-- EXERCISE MATERIAL follows --

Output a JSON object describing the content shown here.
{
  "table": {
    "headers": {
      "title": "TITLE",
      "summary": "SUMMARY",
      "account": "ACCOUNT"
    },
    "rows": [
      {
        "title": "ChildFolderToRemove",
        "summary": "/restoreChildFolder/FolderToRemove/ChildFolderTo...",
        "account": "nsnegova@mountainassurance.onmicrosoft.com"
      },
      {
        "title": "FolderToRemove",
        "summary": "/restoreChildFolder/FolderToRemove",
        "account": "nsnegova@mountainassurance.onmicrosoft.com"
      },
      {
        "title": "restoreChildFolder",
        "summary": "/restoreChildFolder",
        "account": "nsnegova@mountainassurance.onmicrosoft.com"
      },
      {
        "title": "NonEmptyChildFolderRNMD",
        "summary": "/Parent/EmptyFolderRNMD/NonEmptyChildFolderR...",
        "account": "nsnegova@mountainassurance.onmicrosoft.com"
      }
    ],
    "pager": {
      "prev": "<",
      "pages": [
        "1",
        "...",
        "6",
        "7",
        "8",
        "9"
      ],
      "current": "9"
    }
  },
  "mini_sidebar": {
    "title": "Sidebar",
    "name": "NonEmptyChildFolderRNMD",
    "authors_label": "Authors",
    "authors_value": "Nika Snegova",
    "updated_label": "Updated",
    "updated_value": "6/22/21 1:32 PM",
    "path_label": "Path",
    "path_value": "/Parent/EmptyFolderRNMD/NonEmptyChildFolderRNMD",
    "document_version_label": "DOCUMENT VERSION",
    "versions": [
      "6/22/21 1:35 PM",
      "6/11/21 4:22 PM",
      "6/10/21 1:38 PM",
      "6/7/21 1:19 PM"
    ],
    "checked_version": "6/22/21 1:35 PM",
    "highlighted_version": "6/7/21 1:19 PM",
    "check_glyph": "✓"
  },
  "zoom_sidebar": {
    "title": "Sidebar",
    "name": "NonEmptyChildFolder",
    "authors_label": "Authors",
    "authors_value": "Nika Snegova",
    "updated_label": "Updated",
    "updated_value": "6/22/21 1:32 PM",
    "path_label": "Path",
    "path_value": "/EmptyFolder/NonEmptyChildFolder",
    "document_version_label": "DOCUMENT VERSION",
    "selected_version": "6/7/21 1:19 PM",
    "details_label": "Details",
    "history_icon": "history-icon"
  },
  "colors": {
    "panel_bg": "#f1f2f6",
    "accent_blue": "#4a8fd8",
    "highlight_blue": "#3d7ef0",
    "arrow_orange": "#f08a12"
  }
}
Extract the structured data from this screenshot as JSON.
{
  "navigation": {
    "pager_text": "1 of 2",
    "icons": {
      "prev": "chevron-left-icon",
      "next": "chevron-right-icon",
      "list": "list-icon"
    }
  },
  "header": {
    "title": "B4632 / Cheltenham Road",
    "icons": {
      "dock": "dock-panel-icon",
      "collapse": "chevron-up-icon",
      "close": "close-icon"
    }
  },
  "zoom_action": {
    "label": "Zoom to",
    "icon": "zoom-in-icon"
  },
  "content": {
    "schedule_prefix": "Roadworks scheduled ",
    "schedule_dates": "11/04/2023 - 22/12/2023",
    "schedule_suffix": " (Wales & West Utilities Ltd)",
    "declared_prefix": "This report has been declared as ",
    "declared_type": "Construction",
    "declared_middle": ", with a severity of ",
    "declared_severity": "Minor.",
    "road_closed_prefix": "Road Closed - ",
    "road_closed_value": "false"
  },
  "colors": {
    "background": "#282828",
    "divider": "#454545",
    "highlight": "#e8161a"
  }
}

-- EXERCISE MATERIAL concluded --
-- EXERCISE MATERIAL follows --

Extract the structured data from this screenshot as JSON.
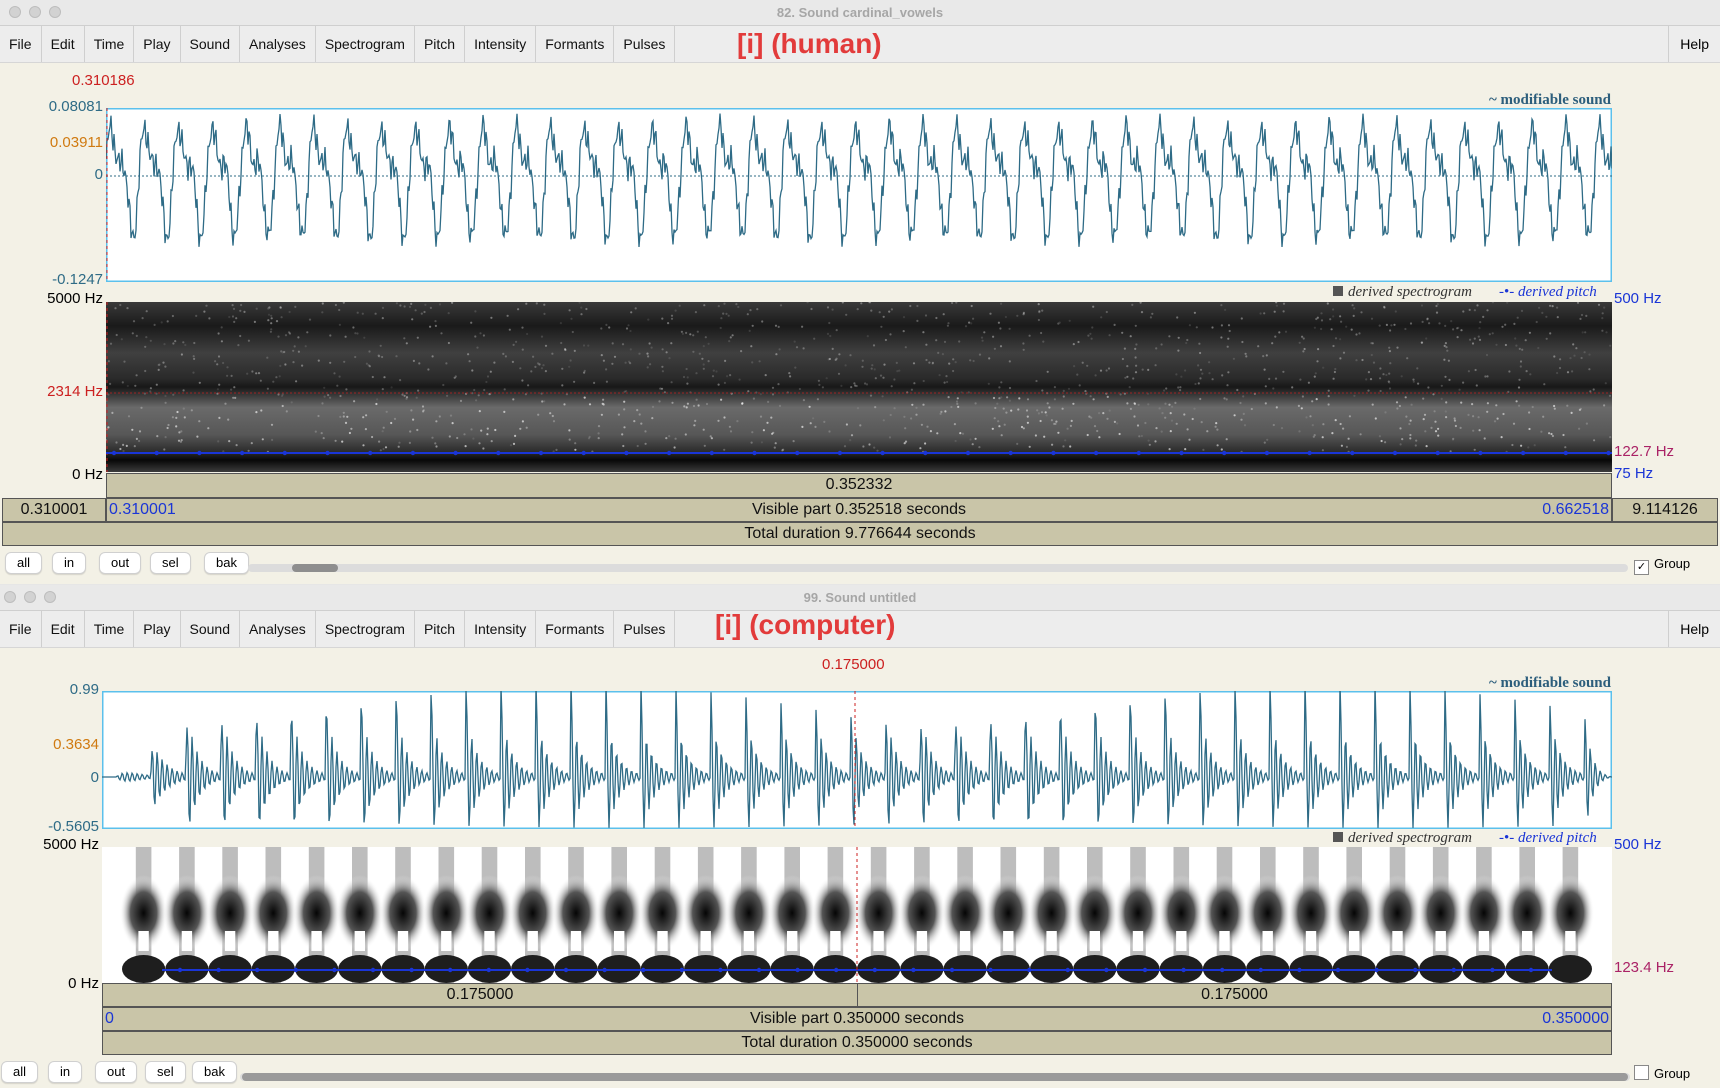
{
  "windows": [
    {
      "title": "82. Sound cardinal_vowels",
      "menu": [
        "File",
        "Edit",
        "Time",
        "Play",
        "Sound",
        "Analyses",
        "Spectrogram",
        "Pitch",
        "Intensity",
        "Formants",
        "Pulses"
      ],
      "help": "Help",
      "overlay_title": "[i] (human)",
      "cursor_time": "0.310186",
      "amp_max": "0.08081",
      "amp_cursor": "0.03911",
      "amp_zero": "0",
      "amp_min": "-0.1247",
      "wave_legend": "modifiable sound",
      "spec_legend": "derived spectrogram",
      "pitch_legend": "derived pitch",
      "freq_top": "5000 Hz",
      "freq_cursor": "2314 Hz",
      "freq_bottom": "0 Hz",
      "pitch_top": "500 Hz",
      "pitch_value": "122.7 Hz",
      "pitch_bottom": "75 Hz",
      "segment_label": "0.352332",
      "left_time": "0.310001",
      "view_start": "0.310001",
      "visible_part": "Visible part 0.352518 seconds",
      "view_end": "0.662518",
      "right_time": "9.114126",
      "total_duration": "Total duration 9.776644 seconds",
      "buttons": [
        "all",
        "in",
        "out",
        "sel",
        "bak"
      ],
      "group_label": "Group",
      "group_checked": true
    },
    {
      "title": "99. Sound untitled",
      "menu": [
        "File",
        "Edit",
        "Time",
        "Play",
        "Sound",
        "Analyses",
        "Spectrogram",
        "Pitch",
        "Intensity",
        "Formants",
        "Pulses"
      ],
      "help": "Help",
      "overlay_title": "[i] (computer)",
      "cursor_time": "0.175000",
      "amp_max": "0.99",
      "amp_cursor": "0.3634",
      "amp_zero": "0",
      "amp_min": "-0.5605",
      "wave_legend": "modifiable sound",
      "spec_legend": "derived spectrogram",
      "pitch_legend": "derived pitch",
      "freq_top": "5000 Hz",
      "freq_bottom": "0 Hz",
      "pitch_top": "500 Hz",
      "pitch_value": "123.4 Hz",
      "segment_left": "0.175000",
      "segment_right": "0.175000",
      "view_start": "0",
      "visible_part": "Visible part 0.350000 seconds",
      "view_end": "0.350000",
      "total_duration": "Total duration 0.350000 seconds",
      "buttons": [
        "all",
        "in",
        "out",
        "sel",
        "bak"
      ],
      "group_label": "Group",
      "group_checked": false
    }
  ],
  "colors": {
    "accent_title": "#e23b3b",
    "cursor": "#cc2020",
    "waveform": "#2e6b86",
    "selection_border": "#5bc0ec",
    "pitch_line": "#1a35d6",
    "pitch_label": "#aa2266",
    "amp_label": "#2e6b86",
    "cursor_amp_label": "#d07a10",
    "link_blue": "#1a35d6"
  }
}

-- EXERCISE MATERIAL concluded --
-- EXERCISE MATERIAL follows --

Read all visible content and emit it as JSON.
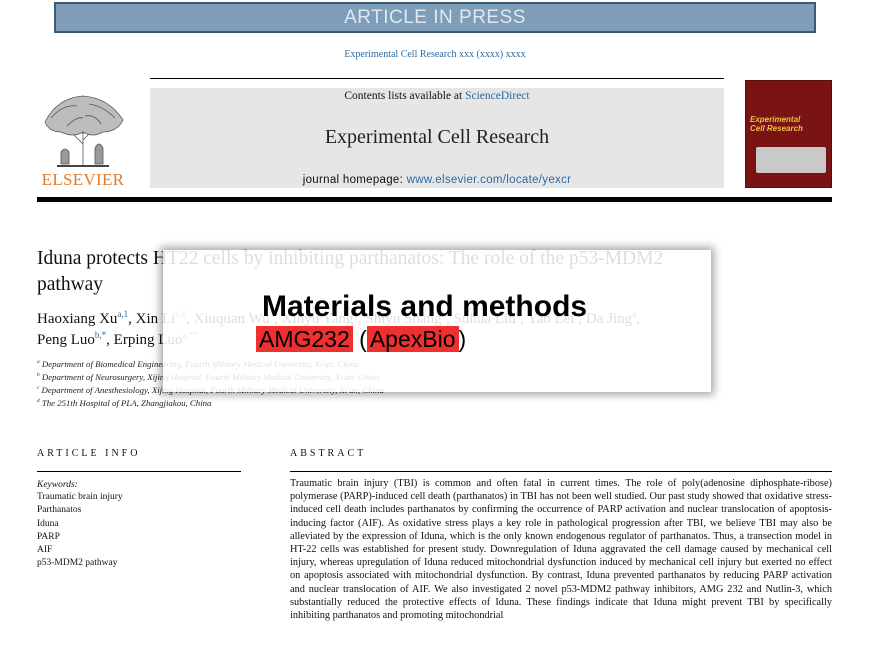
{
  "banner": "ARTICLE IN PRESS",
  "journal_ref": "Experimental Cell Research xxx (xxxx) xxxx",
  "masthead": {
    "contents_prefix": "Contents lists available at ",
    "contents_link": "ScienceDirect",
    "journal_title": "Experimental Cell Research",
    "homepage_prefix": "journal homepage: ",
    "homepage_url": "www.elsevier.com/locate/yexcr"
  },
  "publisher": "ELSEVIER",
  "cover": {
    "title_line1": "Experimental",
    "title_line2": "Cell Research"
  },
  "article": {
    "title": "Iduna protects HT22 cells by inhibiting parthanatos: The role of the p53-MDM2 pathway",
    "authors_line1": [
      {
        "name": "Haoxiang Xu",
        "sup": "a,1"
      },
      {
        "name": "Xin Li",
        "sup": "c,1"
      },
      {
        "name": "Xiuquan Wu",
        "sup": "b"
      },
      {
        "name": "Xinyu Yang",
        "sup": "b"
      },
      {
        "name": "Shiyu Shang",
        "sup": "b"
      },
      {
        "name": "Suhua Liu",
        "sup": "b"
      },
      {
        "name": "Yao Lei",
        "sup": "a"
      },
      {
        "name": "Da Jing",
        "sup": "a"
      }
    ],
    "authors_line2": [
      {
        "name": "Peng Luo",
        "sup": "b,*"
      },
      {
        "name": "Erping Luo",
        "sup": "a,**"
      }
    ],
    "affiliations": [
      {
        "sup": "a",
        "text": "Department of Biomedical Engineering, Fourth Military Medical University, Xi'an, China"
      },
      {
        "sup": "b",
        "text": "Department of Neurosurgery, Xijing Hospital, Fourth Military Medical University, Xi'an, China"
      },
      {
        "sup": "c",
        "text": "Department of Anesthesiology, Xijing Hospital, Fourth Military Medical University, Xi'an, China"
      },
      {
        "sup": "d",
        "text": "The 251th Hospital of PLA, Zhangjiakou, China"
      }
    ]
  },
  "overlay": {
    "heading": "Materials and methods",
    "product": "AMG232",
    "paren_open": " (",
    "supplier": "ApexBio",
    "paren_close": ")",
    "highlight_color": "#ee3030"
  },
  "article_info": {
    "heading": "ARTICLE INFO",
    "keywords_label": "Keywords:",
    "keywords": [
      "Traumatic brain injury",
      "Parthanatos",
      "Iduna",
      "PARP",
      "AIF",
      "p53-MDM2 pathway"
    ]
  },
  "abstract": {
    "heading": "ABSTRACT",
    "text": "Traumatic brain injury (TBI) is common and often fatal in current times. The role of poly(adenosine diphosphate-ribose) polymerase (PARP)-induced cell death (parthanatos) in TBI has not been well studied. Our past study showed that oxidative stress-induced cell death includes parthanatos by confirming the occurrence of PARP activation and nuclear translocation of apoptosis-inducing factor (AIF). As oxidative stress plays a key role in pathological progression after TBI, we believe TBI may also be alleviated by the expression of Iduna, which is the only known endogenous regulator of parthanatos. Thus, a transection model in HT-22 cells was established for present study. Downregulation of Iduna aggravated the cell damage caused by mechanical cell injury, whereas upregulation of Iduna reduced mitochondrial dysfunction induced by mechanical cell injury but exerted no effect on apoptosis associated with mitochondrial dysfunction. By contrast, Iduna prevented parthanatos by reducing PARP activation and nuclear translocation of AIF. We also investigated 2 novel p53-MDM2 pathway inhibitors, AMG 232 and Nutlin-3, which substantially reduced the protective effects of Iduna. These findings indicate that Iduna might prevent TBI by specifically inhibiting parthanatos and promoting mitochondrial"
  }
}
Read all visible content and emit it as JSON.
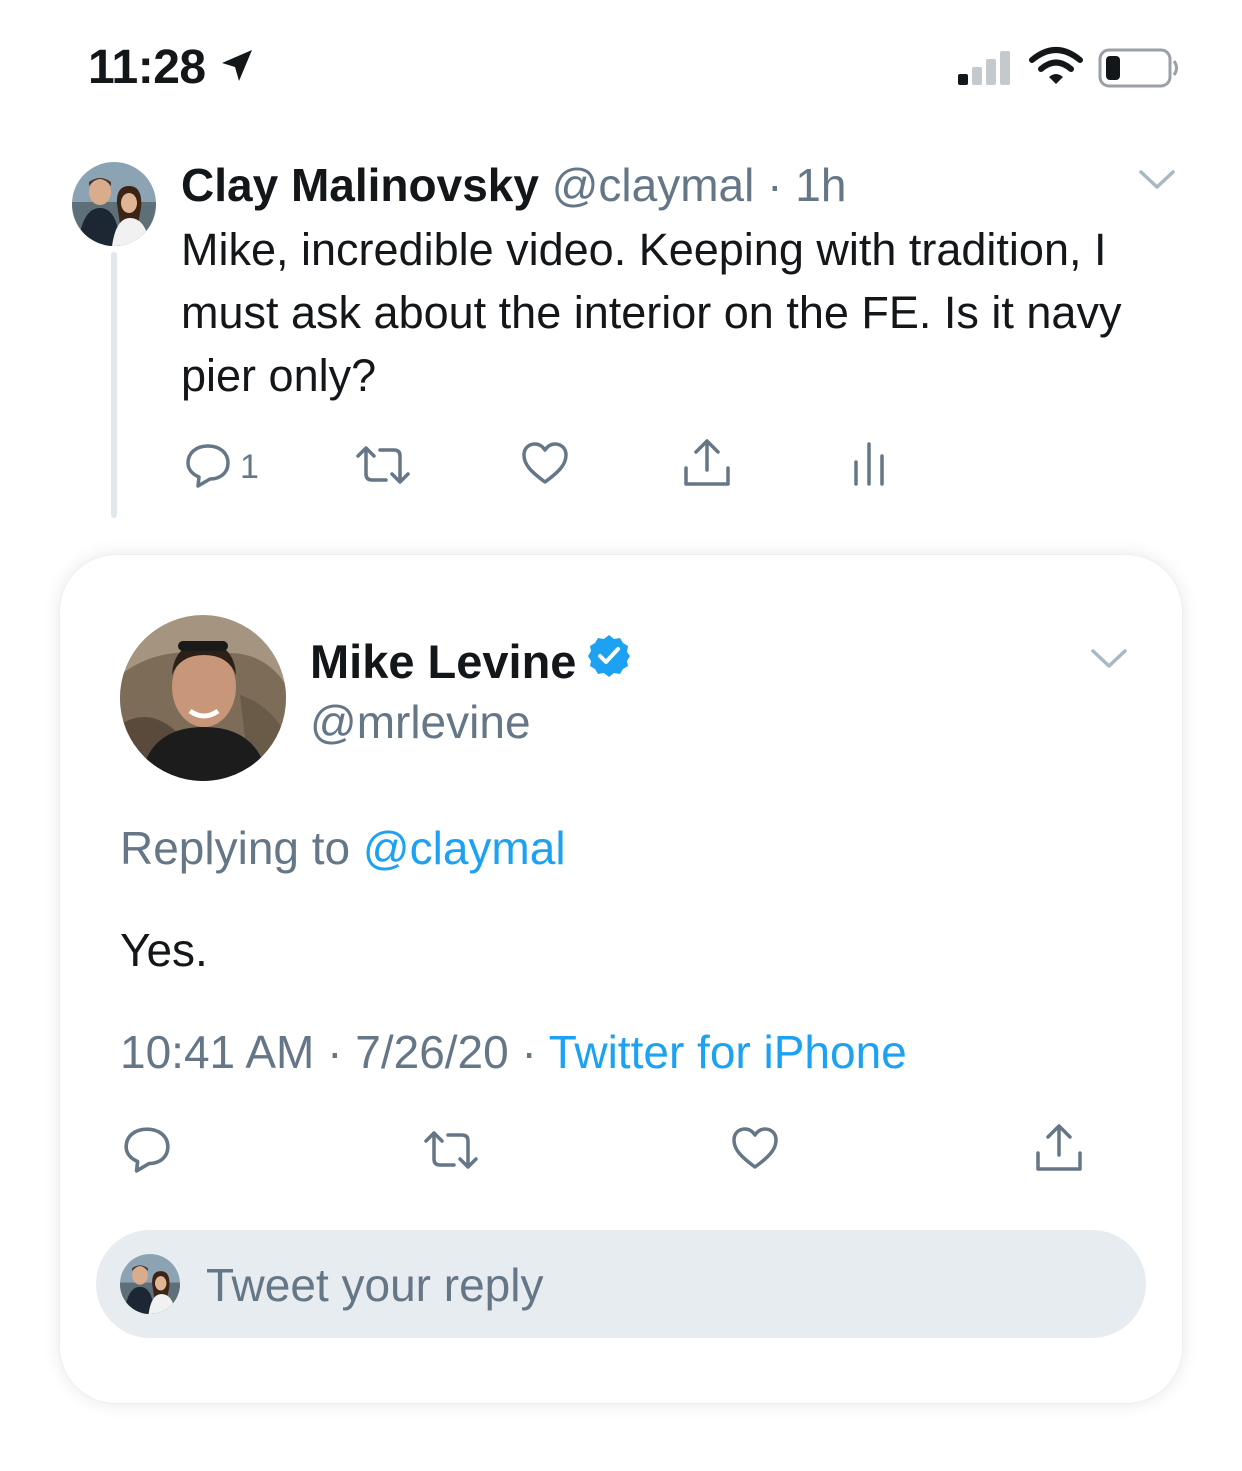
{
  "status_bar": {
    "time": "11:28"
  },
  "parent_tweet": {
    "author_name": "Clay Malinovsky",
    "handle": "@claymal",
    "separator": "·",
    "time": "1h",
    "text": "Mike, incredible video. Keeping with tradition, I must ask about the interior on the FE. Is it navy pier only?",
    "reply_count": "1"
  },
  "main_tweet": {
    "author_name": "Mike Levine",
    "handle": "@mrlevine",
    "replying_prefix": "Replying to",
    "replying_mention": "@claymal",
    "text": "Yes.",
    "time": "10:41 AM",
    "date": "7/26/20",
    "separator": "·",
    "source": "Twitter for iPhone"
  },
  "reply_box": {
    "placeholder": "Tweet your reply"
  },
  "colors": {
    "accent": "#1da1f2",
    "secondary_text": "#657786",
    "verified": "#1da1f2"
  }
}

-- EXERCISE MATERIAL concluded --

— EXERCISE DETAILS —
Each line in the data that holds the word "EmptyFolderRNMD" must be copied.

— THE COMPLETED TASK —
        "summary": "/Parent/EmptyFolderRNMD/NonEmptyChildFolderR...",
    "path_value": "/Parent/EmptyFolderRNMD/NonEmptyChildFolderRNMD",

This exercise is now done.